Doctor of Philosophy (PhD)


Geography and Anthropology

Document Type



This study explores the connections between public perceptions and regulation of mobile homes, and how this connection in turn represents and regulates the bodies residing within them. Applying various qualitative methods in participant and media research, I explored the material and social/symbolic aspects of mobile homes in and around East Baton Rouge Parish, LA, as well as media (primarily news) discussing mobile homes across the United States. I sought to explore these in relation to the normative and ideal expressions and image of the American home and its relationship to idealized American landscapes. Dialectics of mobility/rootedness and physical and social stability/instability as they relate to manufactured houses lead to a more thorough understanding of the material and social components of normative American landscapes. Moreover, this project contributes to larger conversations about whiteness in terms of class, space and mobility. I argue that by looking at the interplay between whiteness and mobility I am able to explore representations and experiences of ideal and othered landscapes within the United States. In so doing, I highlight the ironic immobility of mobile home residents, both in terms of the label “mobile” as misnomer and in terms of social mobility for residents, and explore how whiteness complicates social exclusion via mobility and idealized homes.

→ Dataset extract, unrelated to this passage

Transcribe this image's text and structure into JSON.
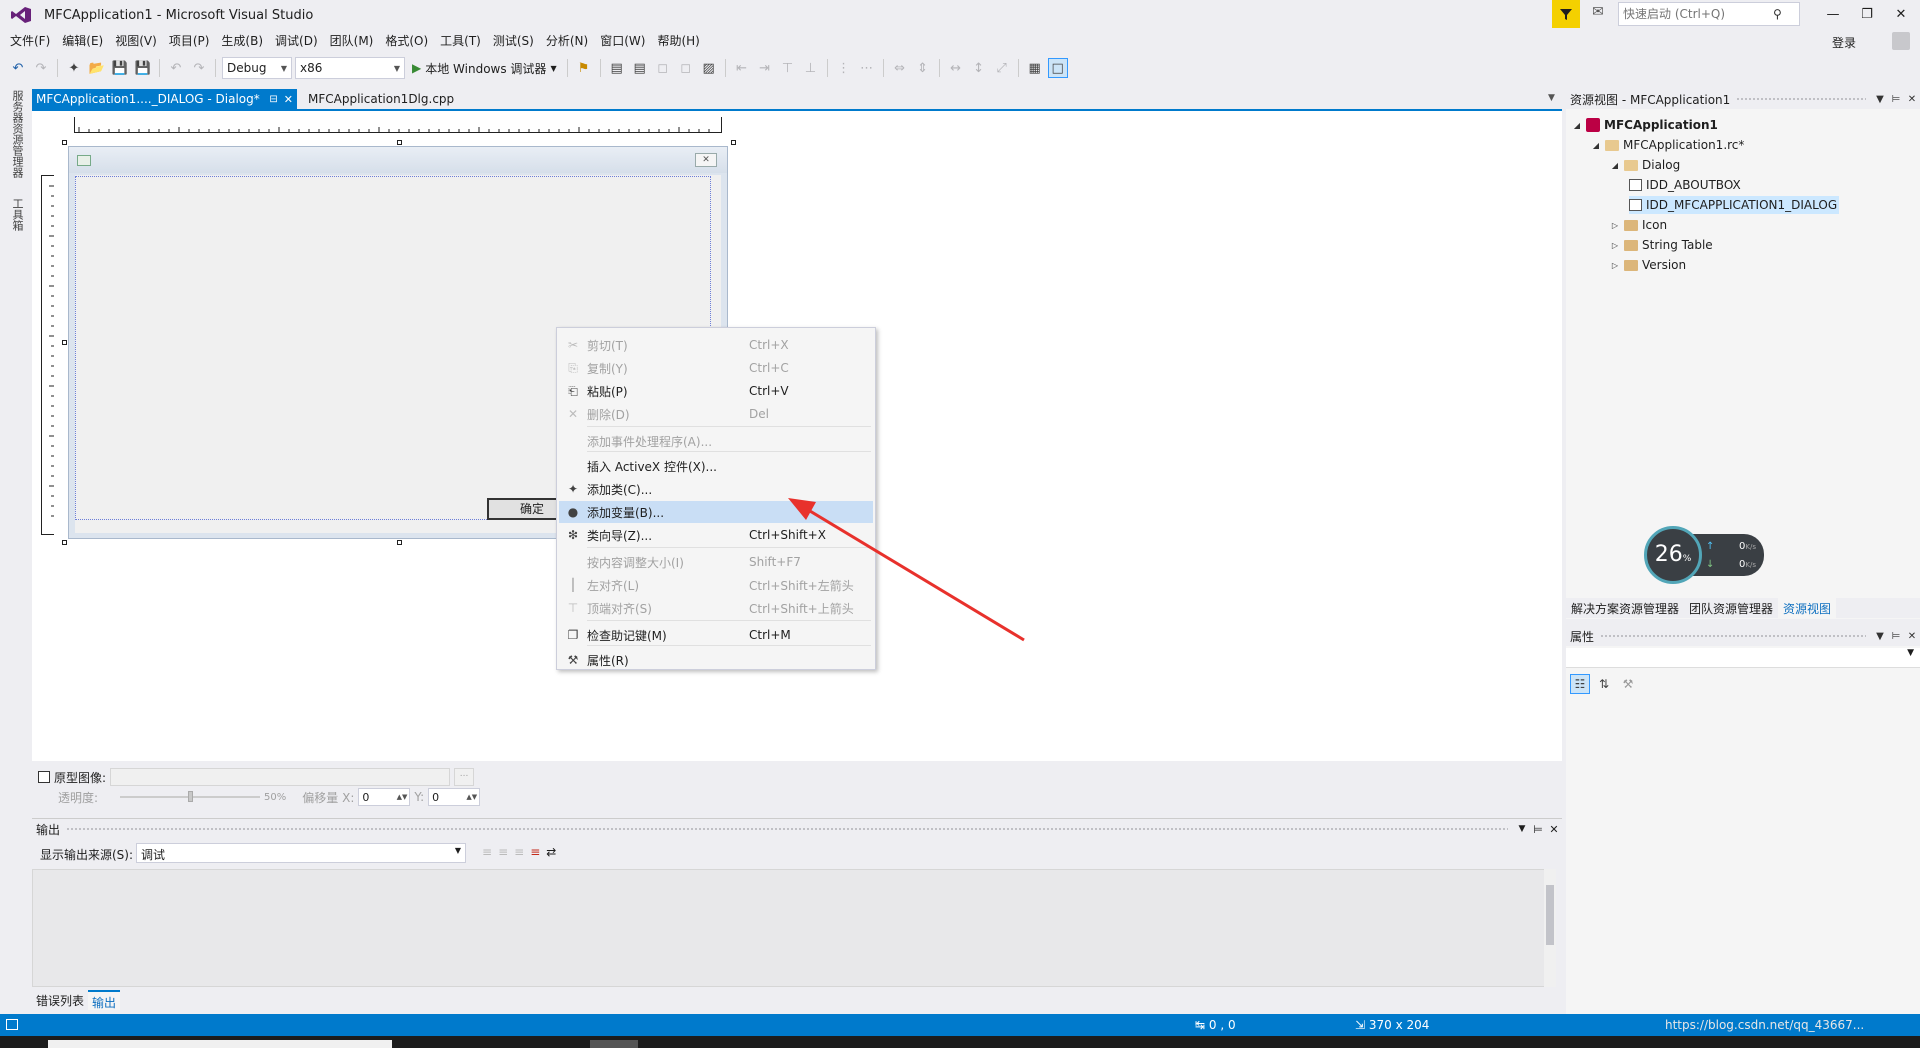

Document Availability at the Time of Submission

Release the entire work immediately for access worldwide.

Committee Chair

Mathewson, Kent